╭──
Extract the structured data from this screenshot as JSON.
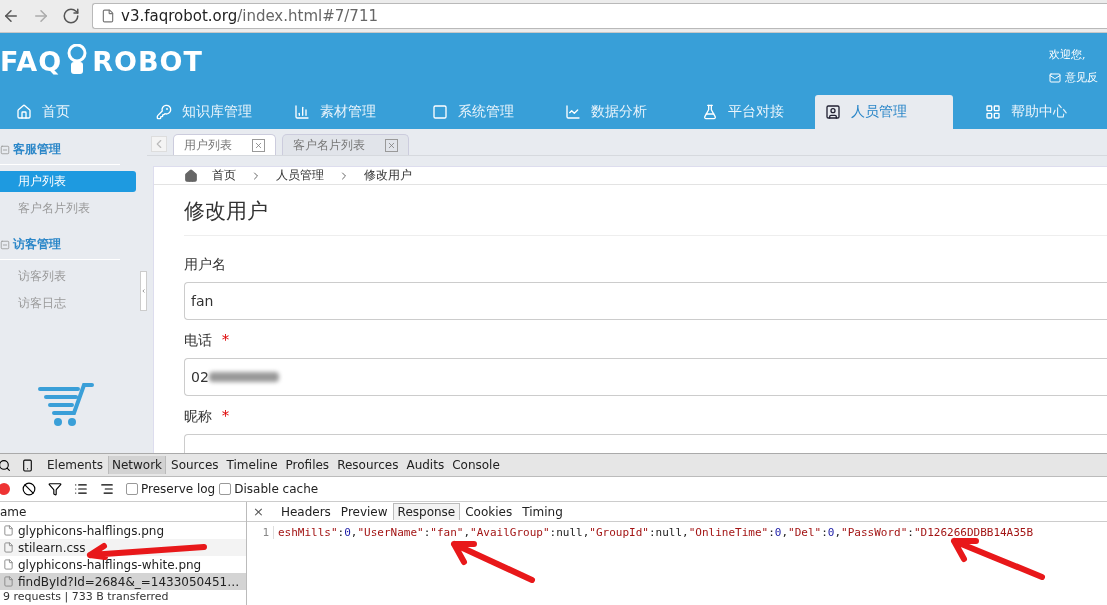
{
  "browser": {
    "host": "v3.faqrobot.org",
    "path": "/index.html#7/711"
  },
  "header": {
    "logo_left": "FAQ",
    "logo_right": "ROBOT",
    "welcome": "欢迎您,",
    "feedback": "意见反"
  },
  "nav": [
    {
      "label": "首页",
      "selected": false
    },
    {
      "label": "知识库管理",
      "selected": false
    },
    {
      "label": "素材管理",
      "selected": false
    },
    {
      "label": "系统管理",
      "selected": false
    },
    {
      "label": "数据分析",
      "selected": false
    },
    {
      "label": "平台对接",
      "selected": false
    },
    {
      "label": "人员管理",
      "selected": true
    },
    {
      "label": "帮助中心",
      "selected": false
    }
  ],
  "sidebar": {
    "groups": [
      {
        "label": "客服管理",
        "expanded": true,
        "children": [
          {
            "label": "用户列表",
            "selected": true
          },
          {
            "label": "客户名片列表",
            "selected": false
          }
        ]
      },
      {
        "label": "访客管理",
        "expanded": true,
        "children": [
          {
            "label": "访客列表",
            "selected": false
          },
          {
            "label": "访客日志",
            "selected": false
          }
        ]
      }
    ]
  },
  "tabs": [
    {
      "label": "用户列表",
      "selected": true
    },
    {
      "label": "客户名片列表",
      "selected": false
    }
  ],
  "breadcrumb": [
    "首页",
    "人员管理",
    "修改用户"
  ],
  "title": "修改用户",
  "fields": [
    {
      "label": "用户名",
      "value": "fan"
    },
    {
      "label": "电话",
      "mark": "*",
      "value": "02",
      "redacted": true
    },
    {
      "label": "昵称",
      "mark": "*"
    }
  ],
  "devtools": {
    "tabs": [
      {
        "label": "Elements",
        "selected": false
      },
      {
        "label": "Network",
        "selected": true
      },
      {
        "label": "Sources",
        "selected": false
      },
      {
        "label": "Timeline",
        "selected": false
      },
      {
        "label": "Profiles",
        "selected": false
      },
      {
        "label": "Resources",
        "selected": false
      },
      {
        "label": "Audits",
        "selected": false
      },
      {
        "label": "Console",
        "selected": false
      }
    ],
    "options": [
      {
        "label": "Preserve log",
        "checked": false
      },
      {
        "label": "Disable cache",
        "checked": false
      }
    ],
    "name_header": "ame",
    "requests": [
      {
        "name": "glyphicons-halflings.png",
        "selected": false
      },
      {
        "name": "stilearn.css",
        "selected": false
      },
      {
        "name": "glyphicons-halflings-white.png",
        "selected": false
      },
      {
        "name": "findById?Id=2684&_=1433050451…",
        "selected": true
      }
    ],
    "status": "9 requests | 733 B transferred",
    "close": "×",
    "detail_tabs": [
      {
        "label": "Headers",
        "selected": false
      },
      {
        "label": "Preview",
        "selected": false
      },
      {
        "label": "Response",
        "selected": true
      },
      {
        "label": "Cookies",
        "selected": false
      },
      {
        "label": "Timing",
        "selected": false
      }
    ],
    "line_number": "1",
    "response": [
      {
        "kind": "string",
        "text": "eshMills\""
      },
      {
        "kind": "plain",
        "text": ":"
      },
      {
        "kind": "number",
        "text": "0"
      },
      {
        "kind": "plain",
        "text": ","
      },
      {
        "kind": "string",
        "text": "\"UserName\""
      },
      {
        "kind": "plain",
        "text": ":"
      },
      {
        "kind": "string",
        "text": "\"fan\""
      },
      {
        "kind": "plain",
        "text": ","
      },
      {
        "kind": "string",
        "text": "\"AvailGroup\""
      },
      {
        "kind": "plain",
        "text": ":null,"
      },
      {
        "kind": "string",
        "text": "\"GroupId\""
      },
      {
        "kind": "plain",
        "text": ":null,"
      },
      {
        "kind": "string",
        "text": "\"OnlineTime\""
      },
      {
        "kind": "plain",
        "text": ":"
      },
      {
        "kind": "number",
        "text": "0"
      },
      {
        "kind": "plain",
        "text": ","
      },
      {
        "kind": "string",
        "text": "\"Del\""
      },
      {
        "kind": "plain",
        "text": ":"
      },
      {
        "kind": "number",
        "text": "0"
      },
      {
        "kind": "plain",
        "text": ","
      },
      {
        "kind": "string",
        "text": "\"PassWord\""
      },
      {
        "kind": "plain",
        "text": ":"
      },
      {
        "kind": "string",
        "text": "\"D126266DDBB14A35B"
      }
    ]
  }
}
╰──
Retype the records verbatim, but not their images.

Extract the structured data from this screenshot as JSON.
{
  "browser": {
    "host": "v3.faqrobot.org",
    "path": "/index.html#7/711"
  },
  "header": {
    "logo_left": "FAQ",
    "logo_right": "ROBOT",
    "welcome": "欢迎您,",
    "feedback": "意见反"
  },
  "nav": [
    {
      "label": "首页",
      "selected": false
    },
    {
      "label": "知识库管理",
      "selected": false
    },
    {
      "label": "素材管理",
      "selected": false
    },
    {
      "label": "系统管理",
      "selected": false
    },
    {
      "label": "数据分析",
      "selected": false
    },
    {
      "label": "平台对接",
      "selected": false
    },
    {
      "label": "人员管理",
      "selected": true
    },
    {
      "label": "帮助中心",
      "selected": false
    }
  ],
  "sidebar": {
    "groups": [
      {
        "label": "客服管理",
        "expanded": true,
        "children": [
          {
            "label": "用户列表",
            "selected": true
          },
          {
            "label": "客户名片列表",
            "selected": false
          }
        ]
      },
      {
        "label": "访客管理",
        "expanded": true,
        "children": [
          {
            "label": "访客列表",
            "selected": false
          },
          {
            "label": "访客日志",
            "selected": false
          }
        ]
      }
    ]
  },
  "tabs": [
    {
      "label": "用户列表",
      "selected": true
    },
    {
      "label": "客户名片列表",
      "selected": false
    }
  ],
  "breadcrumb": [
    "首页",
    "人员管理",
    "修改用户"
  ],
  "title": "修改用户",
  "fields": [
    {
      "label": "用户名",
      "value": "fan"
    },
    {
      "label": "电话",
      "mark": "*",
      "value": "02",
      "redacted": true
    },
    {
      "label": "昵称",
      "mark": "*"
    }
  ],
  "devtools": {
    "tabs": [
      {
        "label": "Elements",
        "selected": false
      },
      {
        "label": "Network",
        "selected": true
      },
      {
        "label": "Sources",
        "selected": false
      },
      {
        "label": "Timeline",
        "selected": false
      },
      {
        "label": "Profiles",
        "selected": false
      },
      {
        "label": "Resources",
        "selected": false
      },
      {
        "label": "Audits",
        "selected": false
      },
      {
        "label": "Console",
        "selected": false
      }
    ],
    "options": [
      {
        "label": "Preserve log",
        "checked": false
      },
      {
        "label": "Disable cache",
        "checked": false
      }
    ],
    "name_header": "ame",
    "requests": [
      {
        "name": "glyphicons-halflings.png",
        "selected": false
      },
      {
        "name": "stilearn.css",
        "selected": false
      },
      {
        "name": "glyphicons-halflings-white.png",
        "selected": false
      },
      {
        "name": "findById?Id=2684&_=1433050451…",
        "selected": true
      }
    ],
    "status": "9 requests | 733 B transferred",
    "close": "×",
    "detail_tabs": [
      {
        "label": "Headers",
        "selected": false
      },
      {
        "label": "Preview",
        "selected": false
      },
      {
        "label": "Response",
        "selected": true
      },
      {
        "label": "Cookies",
        "selected": false
      },
      {
        "label": "Timing",
        "selected": false
      }
    ],
    "line_number": "1",
    "response": [
      {
        "kind": "string",
        "text": "eshMills\""
      },
      {
        "kind": "plain",
        "text": ":"
      },
      {
        "kind": "number",
        "text": "0"
      },
      {
        "kind": "plain",
        "text": ","
      },
      {
        "kind": "string",
        "text": "\"UserName\""
      },
      {
        "kind": "plain",
        "text": ":"
      },
      {
        "kind": "string",
        "text": "\"fan\""
      },
      {
        "kind": "plain",
        "text": ","
      },
      {
        "kind": "string",
        "text": "\"AvailGroup\""
      },
      {
        "kind": "plain",
        "text": ":null,"
      },
      {
        "kind": "string",
        "text": "\"GroupId\""
      },
      {
        "kind": "plain",
        "text": ":null,"
      },
      {
        "kind": "string",
        "text": "\"OnlineTime\""
      },
      {
        "kind": "plain",
        "text": ":"
      },
      {
        "kind": "number",
        "text": "0"
      },
      {
        "kind": "plain",
        "text": ","
      },
      {
        "kind": "string",
        "text": "\"Del\""
      },
      {
        "kind": "plain",
        "text": ":"
      },
      {
        "kind": "number",
        "text": "0"
      },
      {
        "kind": "plain",
        "text": ","
      },
      {
        "kind": "string",
        "text": "\"PassWord\""
      },
      {
        "kind": "plain",
        "text": ":"
      },
      {
        "kind": "string",
        "text": "\"D126266DDBB14A35B"
      }
    ]
  }
}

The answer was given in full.